▶ [THE DATA]:
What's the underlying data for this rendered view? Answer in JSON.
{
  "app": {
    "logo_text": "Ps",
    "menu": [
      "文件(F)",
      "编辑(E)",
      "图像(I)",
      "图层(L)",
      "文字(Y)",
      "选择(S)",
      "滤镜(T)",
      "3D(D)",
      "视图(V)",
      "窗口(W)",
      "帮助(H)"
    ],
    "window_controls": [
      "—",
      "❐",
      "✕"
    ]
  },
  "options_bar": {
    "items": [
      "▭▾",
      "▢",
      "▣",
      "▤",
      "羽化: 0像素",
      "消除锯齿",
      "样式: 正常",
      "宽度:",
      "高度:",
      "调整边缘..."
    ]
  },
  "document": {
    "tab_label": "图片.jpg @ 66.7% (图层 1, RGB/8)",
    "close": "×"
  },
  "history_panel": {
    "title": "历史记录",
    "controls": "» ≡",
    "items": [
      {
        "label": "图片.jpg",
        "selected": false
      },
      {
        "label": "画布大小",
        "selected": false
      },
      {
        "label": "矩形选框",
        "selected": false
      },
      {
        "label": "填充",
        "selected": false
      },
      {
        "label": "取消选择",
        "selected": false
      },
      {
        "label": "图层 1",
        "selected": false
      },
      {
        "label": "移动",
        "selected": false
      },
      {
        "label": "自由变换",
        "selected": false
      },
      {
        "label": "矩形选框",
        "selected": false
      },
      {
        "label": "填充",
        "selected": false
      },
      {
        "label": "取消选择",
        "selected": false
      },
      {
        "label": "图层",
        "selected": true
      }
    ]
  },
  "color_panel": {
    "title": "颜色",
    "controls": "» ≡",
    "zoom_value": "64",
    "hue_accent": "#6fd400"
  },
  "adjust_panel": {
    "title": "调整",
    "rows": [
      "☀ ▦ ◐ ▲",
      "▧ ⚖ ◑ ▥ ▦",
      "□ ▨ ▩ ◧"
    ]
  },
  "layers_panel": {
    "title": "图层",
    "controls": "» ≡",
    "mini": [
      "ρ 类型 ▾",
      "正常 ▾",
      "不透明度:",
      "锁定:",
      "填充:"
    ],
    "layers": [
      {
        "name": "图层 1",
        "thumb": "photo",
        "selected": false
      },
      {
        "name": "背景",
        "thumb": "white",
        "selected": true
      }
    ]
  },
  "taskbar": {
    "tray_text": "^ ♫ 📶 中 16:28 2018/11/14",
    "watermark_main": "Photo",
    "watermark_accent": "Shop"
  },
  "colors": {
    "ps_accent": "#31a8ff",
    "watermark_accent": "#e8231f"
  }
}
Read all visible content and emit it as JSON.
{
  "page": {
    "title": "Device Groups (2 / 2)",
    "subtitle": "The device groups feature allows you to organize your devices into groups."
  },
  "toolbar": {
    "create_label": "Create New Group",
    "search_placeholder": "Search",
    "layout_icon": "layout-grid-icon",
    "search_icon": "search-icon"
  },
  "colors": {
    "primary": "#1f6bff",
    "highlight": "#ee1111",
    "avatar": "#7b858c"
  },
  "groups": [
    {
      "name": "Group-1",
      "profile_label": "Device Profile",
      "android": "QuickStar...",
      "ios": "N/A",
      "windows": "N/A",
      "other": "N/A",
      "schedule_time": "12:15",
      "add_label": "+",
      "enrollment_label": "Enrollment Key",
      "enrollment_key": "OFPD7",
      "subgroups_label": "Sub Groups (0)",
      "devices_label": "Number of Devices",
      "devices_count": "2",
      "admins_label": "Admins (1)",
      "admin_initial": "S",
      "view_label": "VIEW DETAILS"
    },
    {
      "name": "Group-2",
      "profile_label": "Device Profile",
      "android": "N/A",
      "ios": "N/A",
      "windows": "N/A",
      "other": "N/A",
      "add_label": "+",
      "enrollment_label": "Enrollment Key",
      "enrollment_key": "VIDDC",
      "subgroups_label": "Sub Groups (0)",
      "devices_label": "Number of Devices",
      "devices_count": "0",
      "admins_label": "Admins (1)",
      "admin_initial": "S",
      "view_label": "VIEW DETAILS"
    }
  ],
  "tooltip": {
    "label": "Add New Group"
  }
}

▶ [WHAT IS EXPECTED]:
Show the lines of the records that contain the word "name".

▶ [TASK ANSWER]:
        "name": "图层 1",
        "name": "背景",
      "name": "Group-1",
      "name": "Group-2",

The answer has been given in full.